Dataset:
☆ ☆ ☆ ☆ ☆ ☆ ☆

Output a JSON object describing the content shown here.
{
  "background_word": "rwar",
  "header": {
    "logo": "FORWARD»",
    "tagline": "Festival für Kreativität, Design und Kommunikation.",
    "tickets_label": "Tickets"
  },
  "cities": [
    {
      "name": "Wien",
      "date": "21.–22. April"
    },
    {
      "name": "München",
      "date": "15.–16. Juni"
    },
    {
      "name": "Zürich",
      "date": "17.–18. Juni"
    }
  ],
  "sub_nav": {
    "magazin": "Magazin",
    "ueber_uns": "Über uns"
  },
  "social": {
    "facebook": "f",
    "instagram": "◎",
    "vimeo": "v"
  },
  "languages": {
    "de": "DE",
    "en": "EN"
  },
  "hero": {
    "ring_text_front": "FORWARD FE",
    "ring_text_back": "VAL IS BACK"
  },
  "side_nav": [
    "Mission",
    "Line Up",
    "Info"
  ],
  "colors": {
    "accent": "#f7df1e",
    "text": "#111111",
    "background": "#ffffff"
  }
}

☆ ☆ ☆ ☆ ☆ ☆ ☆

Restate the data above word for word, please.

Response to this task:
Output a JSON object describing the content shown here.
{
  "background_word": "rwar",
  "header": {
    "logo": "FORWARD»",
    "tagline": "Festival für Kreativität, Design und Kommunikation.",
    "tickets_label": "Tickets"
  },
  "cities": [
    {
      "name": "Wien",
      "date": "21.–22. April"
    },
    {
      "name": "München",
      "date": "15.–16. Juni"
    },
    {
      "name": "Zürich",
      "date": "17.–18. Juni"
    }
  ],
  "sub_nav": {
    "magazin": "Magazin",
    "ueber_uns": "Über uns"
  },
  "social": {
    "facebook": "f",
    "instagram": "◎",
    "vimeo": "v"
  },
  "languages": {
    "de": "DE",
    "en": "EN"
  },
  "hero": {
    "ring_text_front": "FORWARD FE",
    "ring_text_back": "VAL IS BACK"
  },
  "side_nav": [
    "Mission",
    "Line Up",
    "Info"
  ],
  "colors": {
    "accent": "#f7df1e",
    "text": "#111111",
    "background": "#ffffff"
  }
}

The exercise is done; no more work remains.